The son of Christian County’s presiding commissioner had his first-degree assault charge dismissed last week.
A prosecutor said Nathan Weter was justified in using deadly force when he shot a man three times during a daytime altercation last year.
The shooting took place the afternoon of April 12, 2017, near the intersection of Fremont Road and Westwind Drive.
Christian County sheriff’s deputies responded to the scene that day.
The incident report said the investigation was turned over to Sgt. Dan Nash of the Missouri State Highway Patrol the day of the shooting.
Weter was not identified as the shooter until three months later, when he was indicted by a grand jury in Christian County.
After requesting a mug shot of Weter, the News-Leader was told Weter was booked into jail, but the Christian County Sheriff’s Office did not have a mug shot – either because the equipment wasn’t working or because his photograph was never taken.
A special prosecutor, Stone County Prosecutor Matt Selby, handled the case.
Selby confirmed that he was appointed to work the case because Weter was the son of Christian County’s presiding commissioner.
Selby eventually dismissed the indictment after reviewing the case and sent the shooting victim a letter last week.
Selby provided that letter to the News-Leader, which named the victim as 37-year-old Ryan Howard.
According to the letter, Howard spent months recovering from being shot three times by Weter and spent a “considerable period of time” in the hospital.
Selby wrote that he reviewed crime scene evidence, witness interviews and surveillance footage captured by a nearby home’s security camera.
The footage showed Howard standing at the edge of the road for several minutes as cars passed by, the letter said.
Several people called 911 concerned that Howard would be struck by a passing car, according to the letter.
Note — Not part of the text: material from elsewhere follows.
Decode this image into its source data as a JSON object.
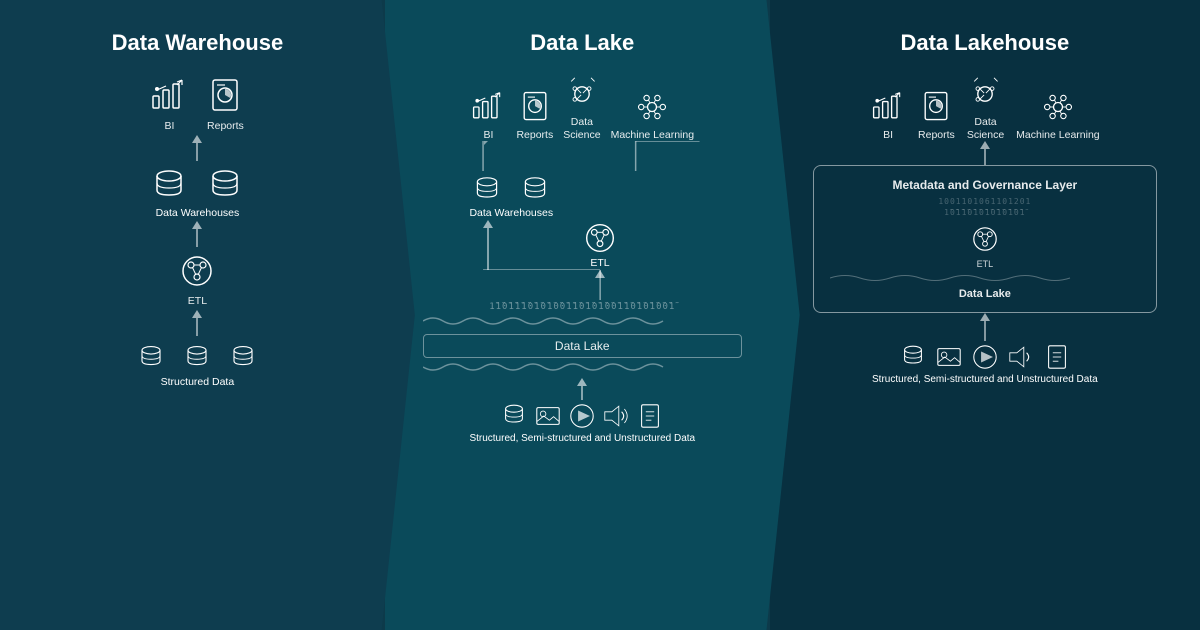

Weter can be seen on surveillance driving past Howard, the letter said, then returning to the scene.
“(Weter) gets out of his car, walks over and talk to you, obviously trying to help,” Selby wrote. “He then goes back to his pickup, gets his handgun, puts it in his pocket, and then goes back over to where you are. He appears to continue to talk to you and tries to direct traffic.”
According to the letter, the surveillance footage has no sound and multiple blank spots, or “skips.”
There is a skip in the footage, the letter said, and Weter is seen standing next to Howard.
Then there’s another skip.
“The next thing on the video is you and Mr. Weter on the ground struggling and fighting,” the letter said. “You are able to get up but then continue to attack Mr. Weter. After about a minute he pulls his gun out and shoots you.”
The letter said it’s not clear what prompted the fight.
“It is clear that one point you repeatedly attacked him and that there were other people present in close proximity,” Selby wrote.
According to the letter, the evidence showed Weter was acting in self-defense and was justified in using deadly force.
“I believe that evidence at trial would show that you made statements prior to the shooting that you had a gun, that there was something in your pocket that could have been construed as appearing to be a weapon, that both before and after you were shot you made statements about killing somebody, and that you acted in an aggressive manner towards Mr. Weter and others,” Selby wrote.
Weter’s attorney, Stacie Bilyeu, said dismissing the charges was the right thing to do.
“I was always firmly convinced Nathan (Weter) was innocent,” Bilyeu said. “We’re very pleased with Mr. Selby’s decision to dismiss the case.”
Bilyeu said the legal process has been difficult on Weter, and he’s glad he put it behind him.
She said Weter’s father, Ray, being the presiding commissioner of Christian County played no part in the dismissal of the case.
“Being the son of someone well-known cuts both ways,” Bilyeu said. “Sometimes those cases might be more likely to get charged.”
The News-Leader was unable to contact Howard.
(story shared by the Springfield News-Leader. Read the original article here)